The Alpine Ibex (Capra ibex) lives in rocky regions along the snowline above alpine forests of the European Alps. It is closely related to the Spanish Ibex (Capra pyrenaica) and the Middle Eastern Nubian Ibex (Capra ibex nubiana). Ibex are even-toed hoofed animals, also known as ‘cloven hoofed’.
All hoofed animals were once united in the order of ‘Ungulates’, however, they have been separated now between the even-toed and the odd-toed hoofed animals.
The Ibex is a species of wild mountain goat that have huge back-curving horns. The horns on a male ibex can grow to be 70 – 140 centimetres (28 – 55 inches) in length. Female horns are slightly shorter, thinner and curve slightly more backwards. Horns are used to defend themselves against predators.
An ibex grows to about 5 feet in length and stand around 3.5 feet at shoulder height and weigh around 270 pounds. The male ibex is commonly larger and heavier than the female. Ibexes have short, but not shaggy coats that vary in colour from reddish brown in the winter to brownish grey in the summer. The male ibex has a beard on his chin. Ibexes are remarkably sure-footed and agile which enables them to leap about rocky ledges.
Ibexes are found on craggy terrains between the timber and snow lines above the alpine forests of the European Alps. Ibexes tend to occupy steep, rocky habitats at elevations of between 6,500 – 15,000 feet (2,000 – 4,600 metres). The ibexes have a unique hoof structure making it an excellent climber on steep rocks.
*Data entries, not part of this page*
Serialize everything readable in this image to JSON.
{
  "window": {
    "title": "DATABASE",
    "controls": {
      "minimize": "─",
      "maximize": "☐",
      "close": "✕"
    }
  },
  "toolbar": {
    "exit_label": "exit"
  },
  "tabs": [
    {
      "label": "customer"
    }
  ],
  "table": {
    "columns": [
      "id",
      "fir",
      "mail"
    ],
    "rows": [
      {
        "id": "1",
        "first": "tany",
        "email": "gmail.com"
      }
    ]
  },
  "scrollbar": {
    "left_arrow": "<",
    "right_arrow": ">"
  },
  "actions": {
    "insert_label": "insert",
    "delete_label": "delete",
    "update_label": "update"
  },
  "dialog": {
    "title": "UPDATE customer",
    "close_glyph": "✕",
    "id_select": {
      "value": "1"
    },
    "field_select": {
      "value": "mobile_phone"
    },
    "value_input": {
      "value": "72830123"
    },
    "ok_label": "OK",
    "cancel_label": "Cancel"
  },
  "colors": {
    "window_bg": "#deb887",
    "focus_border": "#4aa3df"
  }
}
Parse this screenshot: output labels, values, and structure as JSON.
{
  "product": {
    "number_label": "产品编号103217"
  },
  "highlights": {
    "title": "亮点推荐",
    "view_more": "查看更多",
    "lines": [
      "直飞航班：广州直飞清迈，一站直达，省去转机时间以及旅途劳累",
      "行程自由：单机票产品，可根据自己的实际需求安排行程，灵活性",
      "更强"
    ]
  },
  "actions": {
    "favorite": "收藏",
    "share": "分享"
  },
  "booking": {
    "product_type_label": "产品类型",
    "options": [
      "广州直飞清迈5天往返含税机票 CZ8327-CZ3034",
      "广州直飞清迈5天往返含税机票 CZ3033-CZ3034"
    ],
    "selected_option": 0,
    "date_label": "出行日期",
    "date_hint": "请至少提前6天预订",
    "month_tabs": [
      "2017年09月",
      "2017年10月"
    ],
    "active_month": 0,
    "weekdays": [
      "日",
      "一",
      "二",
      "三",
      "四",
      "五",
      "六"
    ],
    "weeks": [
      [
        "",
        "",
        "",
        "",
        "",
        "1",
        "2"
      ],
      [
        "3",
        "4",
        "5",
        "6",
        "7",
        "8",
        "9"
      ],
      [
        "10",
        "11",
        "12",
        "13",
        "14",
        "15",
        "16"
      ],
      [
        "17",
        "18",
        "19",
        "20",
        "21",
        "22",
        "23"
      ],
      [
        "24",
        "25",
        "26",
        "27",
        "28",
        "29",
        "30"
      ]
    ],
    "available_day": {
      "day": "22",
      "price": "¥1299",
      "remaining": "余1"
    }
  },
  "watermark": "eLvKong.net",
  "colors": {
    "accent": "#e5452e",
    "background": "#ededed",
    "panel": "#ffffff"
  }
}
Ibexes are herbivores and rely mainly on grass, flowers, twigs and moss to survive. Ibex also often stand on their hind legs to reach leaves and shoots from trees. They come down from their steep habitats during late afternoon and evenings to the alpine meadows below to feed. However, in the winter, ibexes tend to live at lower altitudes when food is more scarce. During the summer, ibexes need to drink water every other day and therefore seek regions where there is a dependable water source.
Ibexes are diurnal and live in bachelor groups in herds of 10 – 20 individuals. These male and female herds will only join together during the mating season.
Being able to climb to great heights is also an ibexes defence technique as very few predators can follow them to the steepest regions of their habitat. Ibexes predators include wolves, bears, foxes and lynxes. If ibexes sense danger, they raise up on their very strong hind legs and point their horns towards their predators. Small kids (young ibex) are also susceptible to attacks from large predatory birds such as eagles.
The ibexes receives help with their grooming habits from birds called Gackles who peck parasites from their coats.
Like most goats, the ibex sprays itself with its own urine which gives it a strong body odour.
Breeding season for the ibex begins in late autumn when the male enters into what is known as ‘the rut’. At this time, males will separate from their bachelor herds and go their own way to seek out a female herd. During breeding season, fight rituals occur between males in order to determine who is entitled to breed with available females. Physical damage is rare during the rituals despite the males having large, heavy horns.
The gestation period of the female ibex is around 6 months (150 – 180 days) after which a single kid is born (twins rarely occur), usually during the month of May. Ibexes can live up to 20 years.
Ibex Conservation Status
By the beginning of the 19th century the Ibex was practically extinct, being hunted for its supposed mystical qualities. After 150 years of extensive protection the numbers in the wild are not now under threat of extinction. Over 3000 Alpine ibexes now live in the Gran Paradiso National Park, established in the Italian Alps in 1922 for it’s protection. About 5000 Alpine ibexes live in other parts of the Alps. Other ibexes that are threatened with extinction are the Ethiopian Ibex and the Spanish Ibex of the Iberian Peninsula.